Data extracts.
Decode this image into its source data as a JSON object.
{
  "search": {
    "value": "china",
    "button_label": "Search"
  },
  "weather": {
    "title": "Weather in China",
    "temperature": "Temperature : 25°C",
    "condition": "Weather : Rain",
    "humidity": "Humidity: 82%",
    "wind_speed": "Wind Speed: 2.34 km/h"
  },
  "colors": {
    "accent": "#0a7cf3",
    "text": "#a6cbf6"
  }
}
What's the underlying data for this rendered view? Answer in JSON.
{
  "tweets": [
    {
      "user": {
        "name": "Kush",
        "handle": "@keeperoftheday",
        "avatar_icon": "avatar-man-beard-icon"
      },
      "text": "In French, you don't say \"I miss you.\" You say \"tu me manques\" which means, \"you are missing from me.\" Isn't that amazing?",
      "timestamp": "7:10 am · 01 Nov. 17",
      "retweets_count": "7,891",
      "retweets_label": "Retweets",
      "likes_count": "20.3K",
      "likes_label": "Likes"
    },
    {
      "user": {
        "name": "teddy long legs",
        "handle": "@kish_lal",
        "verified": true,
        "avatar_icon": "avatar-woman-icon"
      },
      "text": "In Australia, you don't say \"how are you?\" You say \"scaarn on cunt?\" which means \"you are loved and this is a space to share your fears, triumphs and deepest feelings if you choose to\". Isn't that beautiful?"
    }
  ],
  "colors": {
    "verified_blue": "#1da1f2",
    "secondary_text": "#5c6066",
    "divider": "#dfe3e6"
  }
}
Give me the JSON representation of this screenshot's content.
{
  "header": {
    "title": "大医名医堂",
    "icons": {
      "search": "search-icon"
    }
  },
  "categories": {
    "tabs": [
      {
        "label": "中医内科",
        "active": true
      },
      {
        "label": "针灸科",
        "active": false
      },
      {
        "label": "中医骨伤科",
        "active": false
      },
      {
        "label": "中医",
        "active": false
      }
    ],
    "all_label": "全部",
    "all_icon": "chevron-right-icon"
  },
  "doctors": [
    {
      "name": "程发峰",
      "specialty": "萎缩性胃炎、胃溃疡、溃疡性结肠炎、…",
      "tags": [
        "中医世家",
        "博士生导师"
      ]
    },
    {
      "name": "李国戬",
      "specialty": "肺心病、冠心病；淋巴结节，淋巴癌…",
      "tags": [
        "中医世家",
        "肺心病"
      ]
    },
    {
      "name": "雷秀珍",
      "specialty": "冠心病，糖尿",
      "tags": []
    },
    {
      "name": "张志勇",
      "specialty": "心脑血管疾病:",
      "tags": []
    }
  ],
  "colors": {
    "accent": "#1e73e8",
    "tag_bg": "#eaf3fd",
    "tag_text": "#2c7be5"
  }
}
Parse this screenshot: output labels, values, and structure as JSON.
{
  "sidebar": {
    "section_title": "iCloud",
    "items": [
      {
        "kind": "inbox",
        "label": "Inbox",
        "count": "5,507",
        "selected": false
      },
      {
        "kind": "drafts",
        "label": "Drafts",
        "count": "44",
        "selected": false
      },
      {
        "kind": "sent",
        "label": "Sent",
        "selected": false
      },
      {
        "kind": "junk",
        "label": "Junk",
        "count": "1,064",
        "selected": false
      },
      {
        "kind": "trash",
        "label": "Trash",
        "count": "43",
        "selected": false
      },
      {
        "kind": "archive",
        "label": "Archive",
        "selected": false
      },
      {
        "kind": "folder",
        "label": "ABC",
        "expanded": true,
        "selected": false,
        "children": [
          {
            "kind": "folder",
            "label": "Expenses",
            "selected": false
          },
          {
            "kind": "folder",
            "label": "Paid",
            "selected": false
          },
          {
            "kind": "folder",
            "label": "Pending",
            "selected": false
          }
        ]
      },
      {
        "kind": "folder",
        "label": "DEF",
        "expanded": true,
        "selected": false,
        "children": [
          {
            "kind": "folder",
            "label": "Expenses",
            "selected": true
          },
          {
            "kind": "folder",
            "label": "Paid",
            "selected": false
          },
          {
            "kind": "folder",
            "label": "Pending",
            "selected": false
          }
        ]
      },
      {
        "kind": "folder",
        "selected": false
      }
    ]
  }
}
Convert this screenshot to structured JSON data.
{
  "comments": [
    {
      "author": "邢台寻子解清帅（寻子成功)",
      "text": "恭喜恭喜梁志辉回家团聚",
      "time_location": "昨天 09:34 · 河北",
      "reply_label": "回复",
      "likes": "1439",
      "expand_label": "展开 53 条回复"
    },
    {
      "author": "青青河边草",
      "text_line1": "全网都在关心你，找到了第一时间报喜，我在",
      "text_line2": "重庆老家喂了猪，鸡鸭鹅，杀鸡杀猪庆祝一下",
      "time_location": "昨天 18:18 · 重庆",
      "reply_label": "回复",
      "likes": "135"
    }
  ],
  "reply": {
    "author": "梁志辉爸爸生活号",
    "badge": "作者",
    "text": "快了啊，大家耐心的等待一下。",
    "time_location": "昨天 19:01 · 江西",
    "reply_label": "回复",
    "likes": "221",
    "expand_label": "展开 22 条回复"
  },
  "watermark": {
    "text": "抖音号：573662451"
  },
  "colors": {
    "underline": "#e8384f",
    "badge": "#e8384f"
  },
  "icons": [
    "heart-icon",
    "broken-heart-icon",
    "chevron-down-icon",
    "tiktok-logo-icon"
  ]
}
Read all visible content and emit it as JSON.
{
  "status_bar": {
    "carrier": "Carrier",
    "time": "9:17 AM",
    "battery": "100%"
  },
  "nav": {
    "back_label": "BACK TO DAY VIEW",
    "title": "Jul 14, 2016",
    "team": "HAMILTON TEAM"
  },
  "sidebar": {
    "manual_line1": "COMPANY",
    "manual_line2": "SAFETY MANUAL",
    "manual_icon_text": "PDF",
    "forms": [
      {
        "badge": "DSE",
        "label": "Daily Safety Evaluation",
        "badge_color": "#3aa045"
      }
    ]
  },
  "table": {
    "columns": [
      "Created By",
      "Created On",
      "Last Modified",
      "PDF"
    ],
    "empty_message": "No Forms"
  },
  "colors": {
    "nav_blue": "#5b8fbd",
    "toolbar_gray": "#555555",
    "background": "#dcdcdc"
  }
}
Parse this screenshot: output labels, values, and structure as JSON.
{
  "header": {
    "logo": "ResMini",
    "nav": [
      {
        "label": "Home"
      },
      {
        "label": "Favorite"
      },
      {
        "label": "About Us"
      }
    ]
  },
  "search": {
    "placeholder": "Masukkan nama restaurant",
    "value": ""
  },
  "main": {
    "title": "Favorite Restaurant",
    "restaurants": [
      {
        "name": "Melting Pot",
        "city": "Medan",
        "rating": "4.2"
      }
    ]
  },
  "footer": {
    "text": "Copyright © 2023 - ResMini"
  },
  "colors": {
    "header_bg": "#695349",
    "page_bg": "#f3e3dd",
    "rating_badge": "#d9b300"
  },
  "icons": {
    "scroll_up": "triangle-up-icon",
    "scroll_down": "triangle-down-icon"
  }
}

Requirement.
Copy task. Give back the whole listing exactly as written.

Exercise answer.
Decode this image into its source data as a JSON object.
{
  "search": {
    "value": "china",
    "button_label": "Search"
  },
  "weather": {
    "title": "Weather in China",
    "temperature": "Temperature : 25°C",
    "condition": "Weather : Rain",
    "humidity": "Humidity: 82%",
    "wind_speed": "Wind Speed: 2.34 km/h"
  },
  "colors": {
    "accent": "#0a7cf3",
    "text": "#a6cbf6"
  }
}
What's the underlying data for this rendered view? Answer in JSON.
{
  "tweets": [
    {
      "user": {
        "name": "Kush",
        "handle": "@keeperoftheday",
        "avatar_icon": "avatar-man-beard-icon"
      },
      "text": "In French, you don't say \"I miss you.\" You say \"tu me manques\" which means, \"you are missing from me.\" Isn't that amazing?",
      "timestamp": "7:10 am · 01 Nov. 17",
      "retweets_count": "7,891",
      "retweets_label": "Retweets",
      "likes_count": "20.3K",
      "likes_label": "Likes"
    },
    {
      "user": {
        "name": "teddy long legs",
        "handle": "@kish_lal",
        "verified": true,
        "avatar_icon": "avatar-woman-icon"
      },
      "text": "In Australia, you don't say \"how are you?\" You say \"scaarn on cunt?\" which means \"you are loved and this is a space to share your fears, triumphs and deepest feelings if you choose to\". Isn't that beautiful?"
    }
  ],
  "colors": {
    "verified_blue": "#1da1f2",
    "secondary_text": "#5c6066",
    "divider": "#dfe3e6"
  }
}
Give me the JSON representation of this screenshot's content.
{
  "header": {
    "title": "大医名医堂",
    "icons": {
      "search": "search-icon"
    }
  },
  "categories": {
    "tabs": [
      {
        "label": "中医内科",
        "active": true
      },
      {
        "label": "针灸科",
        "active": false
      },
      {
        "label": "中医骨伤科",
        "active": false
      },
      {
        "label": "中医",
        "active": false
      }
    ],
    "all_label": "全部",
    "all_icon": "chevron-right-icon"
  },
  "doctors": [
    {
      "name": "程发峰",
      "specialty": "萎缩性胃炎、胃溃疡、溃疡性结肠炎、…",
      "tags": [
        "中医世家",
        "博士生导师"
      ]
    },
    {
      "name": "李国戬",
      "specialty": "肺心病、冠心病；淋巴结节，淋巴癌…",
      "tags": [
        "中医世家",
        "肺心病"
      ]
    },
    {
      "name": "雷秀珍",
      "specialty": "冠心病，糖尿",
      "tags": []
    },
    {
      "name": "张志勇",
      "specialty": "心脑血管疾病:",
      "tags": []
    }
  ],
  "colors": {
    "accent": "#1e73e8",
    "tag_bg": "#eaf3fd",
    "tag_text": "#2c7be5"
  }
}
Parse this screenshot: output labels, values, and structure as JSON.
{
  "sidebar": {
    "section_title": "iCloud",
    "items": [
      {
        "kind": "inbox",
        "label": "Inbox",
        "count": "5,507",
        "selected": false
      },
      {
        "kind": "drafts",
        "label": "Drafts",
        "count": "44",
        "selected": false
      },
      {
        "kind": "sent",
        "label": "Sent",
        "selected": false
      },
      {
        "kind": "junk",
        "label": "Junk",
        "count": "1,064",
        "selected": false
      },
      {
        "kind": "trash",
        "label": "Trash",
        "count": "43",
        "selected": false
      },
      {
        "kind": "archive",
        "label": "Archive",
        "selected": false
      },
      {
        "kind": "folder",
        "label": "ABC",
        "expanded": true,
        "selected": false,
        "children": [
          {
            "kind": "folder",
            "label": "Expenses",
            "selected": false
          },
          {
            "kind": "folder",
            "label": "Paid",
            "selected": false
          },
          {
            "kind": "folder",
            "label": "Pending",
            "selected": false
          }
        ]
      },
      {
        "kind": "folder",
        "label": "DEF",
        "expanded": true,
        "selected": false,
        "children": [
          {
            "kind": "folder",
            "label": "Expenses",
            "selected": true
          },
          {
            "kind": "folder",
            "label": "Paid",
            "selected": false
          },
          {
            "kind": "folder",
            "label": "Pending",
            "selected": false
          }
        ]
      },
      {
        "kind": "folder",
        "selected": false
      }
    ]
  }
}
Convert this screenshot to structured JSON data.
{
  "comments": [
    {
      "author": "邢台寻子解清帅（寻子成功)",
      "text": "恭喜恭喜梁志辉回家团聚",
      "time_location": "昨天 09:34 · 河北",
      "reply_label": "回复",
      "likes": "1439",
      "expand_label": "展开 53 条回复"
    },
    {
      "author": "青青河边草",
      "text_line1": "全网都在关心你，找到了第一时间报喜，我在",
      "text_line2": "重庆老家喂了猪，鸡鸭鹅，杀鸡杀猪庆祝一下",
      "time_location": "昨天 18:18 · 重庆",
      "reply_label": "回复",
      "likes": "135"
    }
  ],
  "reply": {
    "author": "梁志辉爸爸生活号",
    "badge": "作者",
    "text": "快了啊，大家耐心的等待一下。",
    "time_location": "昨天 19:01 · 江西",
    "reply_label": "回复",
    "likes": "221",
    "expand_label": "展开 22 条回复"
  },
  "watermark": {
    "text": "抖音号：573662451"
  },
  "colors": {
    "underline": "#e8384f",
    "badge": "#e8384f"
  },
  "icons": [
    "heart-icon",
    "broken-heart-icon",
    "chevron-down-icon",
    "tiktok-logo-icon"
  ]
}
Read all visible content and emit it as JSON.
{
  "status_bar": {
    "carrier": "Carrier",
    "time": "9:17 AM",
    "battery": "100%"
  },
  "nav": {
    "back_label": "BACK TO DAY VIEW",
    "title": "Jul 14, 2016",
    "team": "HAMILTON TEAM"
  },
  "sidebar": {
    "manual_line1": "COMPANY",
    "manual_line2": "SAFETY MANUAL",
    "manual_icon_text": "PDF",
    "forms": [
      {
        "badge": "DSE",
        "label": "Daily Safety Evaluation",
        "badge_color": "#3aa045"
      }
    ]
  },
  "table": {
    "columns": [
      "Created By",
      "Created On",
      "Last Modified",
      "PDF"
    ],
    "empty_message": "No Forms"
  },
  "colors": {
    "nav_blue": "#5b8fbd",
    "toolbar_gray": "#555555",
    "background": "#dcdcdc"
  }
}
Parse this screenshot: output labels, values, and structure as JSON.
{
  "header": {
    "logo": "ResMini",
    "nav": [
      {
        "label": "Home"
      },
      {
        "label": "Favorite"
      },
      {
        "label": "About Us"
      }
    ]
  },
  "search": {
    "placeholder": "Masukkan nama restaurant",
    "value": ""
  },
  "main": {
    "title": "Favorite Restaurant",
    "restaurants": [
      {
        "name": "Melting Pot",
        "city": "Medan",
        "rating": "4.2"
      }
    ]
  },
  "footer": {
    "text": "Copyright © 2023 - ResMini"
  },
  "colors": {
    "header_bg": "#695349",
    "page_bg": "#f3e3dd",
    "rating_badge": "#d9b300"
  },
  "icons": {
    "scroll_up": "triangle-up-icon",
    "scroll_down": "triangle-down-icon"
  }
}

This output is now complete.